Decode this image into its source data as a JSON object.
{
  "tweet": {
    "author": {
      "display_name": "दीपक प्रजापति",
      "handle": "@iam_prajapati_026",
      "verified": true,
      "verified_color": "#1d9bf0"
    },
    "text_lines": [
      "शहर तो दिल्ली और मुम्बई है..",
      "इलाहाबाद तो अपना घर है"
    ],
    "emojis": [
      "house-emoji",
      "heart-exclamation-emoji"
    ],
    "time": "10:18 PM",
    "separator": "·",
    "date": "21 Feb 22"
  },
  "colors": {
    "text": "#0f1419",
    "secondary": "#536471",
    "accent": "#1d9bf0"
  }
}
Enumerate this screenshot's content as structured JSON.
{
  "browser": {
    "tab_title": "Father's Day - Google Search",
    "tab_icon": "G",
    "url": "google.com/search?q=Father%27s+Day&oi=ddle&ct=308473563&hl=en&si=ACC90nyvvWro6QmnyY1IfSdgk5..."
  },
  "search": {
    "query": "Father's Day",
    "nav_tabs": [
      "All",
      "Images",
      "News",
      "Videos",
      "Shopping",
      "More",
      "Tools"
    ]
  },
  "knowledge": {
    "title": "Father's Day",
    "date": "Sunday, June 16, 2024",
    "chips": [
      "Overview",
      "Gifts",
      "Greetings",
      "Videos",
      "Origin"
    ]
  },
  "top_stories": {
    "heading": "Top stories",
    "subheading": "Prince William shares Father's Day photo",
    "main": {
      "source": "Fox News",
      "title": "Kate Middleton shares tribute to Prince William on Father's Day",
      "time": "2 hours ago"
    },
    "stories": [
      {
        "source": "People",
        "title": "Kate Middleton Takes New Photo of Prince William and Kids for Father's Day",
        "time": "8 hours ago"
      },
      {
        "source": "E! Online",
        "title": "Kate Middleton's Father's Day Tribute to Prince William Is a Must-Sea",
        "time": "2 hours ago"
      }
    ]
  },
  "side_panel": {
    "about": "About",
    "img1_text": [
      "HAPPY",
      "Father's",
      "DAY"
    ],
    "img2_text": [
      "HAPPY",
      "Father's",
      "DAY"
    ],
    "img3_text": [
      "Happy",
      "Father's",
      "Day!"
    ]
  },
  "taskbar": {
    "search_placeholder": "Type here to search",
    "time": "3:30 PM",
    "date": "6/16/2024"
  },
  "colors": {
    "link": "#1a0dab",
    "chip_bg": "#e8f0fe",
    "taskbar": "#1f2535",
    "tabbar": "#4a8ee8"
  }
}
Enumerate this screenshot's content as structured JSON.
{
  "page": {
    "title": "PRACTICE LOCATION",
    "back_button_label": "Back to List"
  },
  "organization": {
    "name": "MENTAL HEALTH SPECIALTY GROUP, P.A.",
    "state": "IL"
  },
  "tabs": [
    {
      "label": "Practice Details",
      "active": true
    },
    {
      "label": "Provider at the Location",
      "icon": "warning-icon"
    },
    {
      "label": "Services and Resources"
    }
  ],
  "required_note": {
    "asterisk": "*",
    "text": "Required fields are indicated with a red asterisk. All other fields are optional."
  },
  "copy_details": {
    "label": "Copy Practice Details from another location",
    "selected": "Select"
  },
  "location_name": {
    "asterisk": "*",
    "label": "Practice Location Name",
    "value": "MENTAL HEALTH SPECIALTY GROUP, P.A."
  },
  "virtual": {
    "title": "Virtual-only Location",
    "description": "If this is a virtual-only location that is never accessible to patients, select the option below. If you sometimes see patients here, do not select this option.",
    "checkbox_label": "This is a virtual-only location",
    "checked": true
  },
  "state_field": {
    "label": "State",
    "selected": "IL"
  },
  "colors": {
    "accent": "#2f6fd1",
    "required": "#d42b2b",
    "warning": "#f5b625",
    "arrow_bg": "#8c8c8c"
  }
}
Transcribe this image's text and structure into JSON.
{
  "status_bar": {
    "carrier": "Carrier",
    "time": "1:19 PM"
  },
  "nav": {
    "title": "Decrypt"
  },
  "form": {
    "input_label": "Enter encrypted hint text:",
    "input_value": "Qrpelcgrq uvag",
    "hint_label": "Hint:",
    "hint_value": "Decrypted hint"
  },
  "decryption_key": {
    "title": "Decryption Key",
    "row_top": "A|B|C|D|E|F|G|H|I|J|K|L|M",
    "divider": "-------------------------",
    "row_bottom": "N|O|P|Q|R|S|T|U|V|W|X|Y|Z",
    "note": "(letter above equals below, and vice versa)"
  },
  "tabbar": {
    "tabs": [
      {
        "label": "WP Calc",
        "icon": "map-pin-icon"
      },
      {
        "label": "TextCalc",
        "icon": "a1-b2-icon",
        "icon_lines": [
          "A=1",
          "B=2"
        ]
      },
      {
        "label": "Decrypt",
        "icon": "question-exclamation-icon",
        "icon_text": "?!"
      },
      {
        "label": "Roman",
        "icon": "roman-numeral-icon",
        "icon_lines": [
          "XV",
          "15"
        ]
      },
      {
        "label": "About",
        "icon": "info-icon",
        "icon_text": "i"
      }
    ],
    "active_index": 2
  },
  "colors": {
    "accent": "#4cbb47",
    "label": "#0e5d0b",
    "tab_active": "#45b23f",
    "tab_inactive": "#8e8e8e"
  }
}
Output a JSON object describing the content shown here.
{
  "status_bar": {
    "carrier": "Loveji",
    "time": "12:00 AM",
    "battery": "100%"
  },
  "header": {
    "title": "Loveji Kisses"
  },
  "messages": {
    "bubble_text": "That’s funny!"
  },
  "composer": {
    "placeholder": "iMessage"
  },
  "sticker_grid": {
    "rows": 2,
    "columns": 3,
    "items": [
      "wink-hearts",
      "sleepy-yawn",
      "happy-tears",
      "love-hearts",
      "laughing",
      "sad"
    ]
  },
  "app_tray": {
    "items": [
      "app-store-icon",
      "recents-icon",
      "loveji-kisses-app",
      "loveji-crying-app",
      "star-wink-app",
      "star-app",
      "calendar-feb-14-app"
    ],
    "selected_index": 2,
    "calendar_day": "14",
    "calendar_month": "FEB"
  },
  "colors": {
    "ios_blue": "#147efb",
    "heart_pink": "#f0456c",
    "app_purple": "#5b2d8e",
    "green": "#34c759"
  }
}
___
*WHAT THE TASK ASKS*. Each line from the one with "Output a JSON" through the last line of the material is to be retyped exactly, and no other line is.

*RESULT OF THIS TASK*.
Output a JSON object describing the content shown here.
{
  "status_bar": {
    "carrier": "Loveji",
    "time": "12:00 AM",
    "battery": "100%"
  },
  "header": {
    "title": "Loveji Kisses"
  },
  "messages": {
    "bubble_text": "That’s funny!"
  },
  "composer": {
    "placeholder": "iMessage"
  },
  "sticker_grid": {
    "rows": 2,
    "columns": 3,
    "items": [
      "wink-hearts",
      "sleepy-yawn",
      "happy-tears",
      "love-hearts",
      "laughing",
      "sad"
    ]
  },
  "app_tray": {
    "items": [
      "app-store-icon",
      "recents-icon",
      "loveji-kisses-app",
      "loveji-crying-app",
      "star-wink-app",
      "star-app",
      "calendar-feb-14-app"
    ],
    "selected_index": 2,
    "calendar_day": "14",
    "calendar_month": "FEB"
  },
  "colors": {
    "ios_blue": "#147efb",
    "heart_pink": "#f0456c",
    "app_purple": "#5b2d8e",
    "green": "#34c759"
  }
}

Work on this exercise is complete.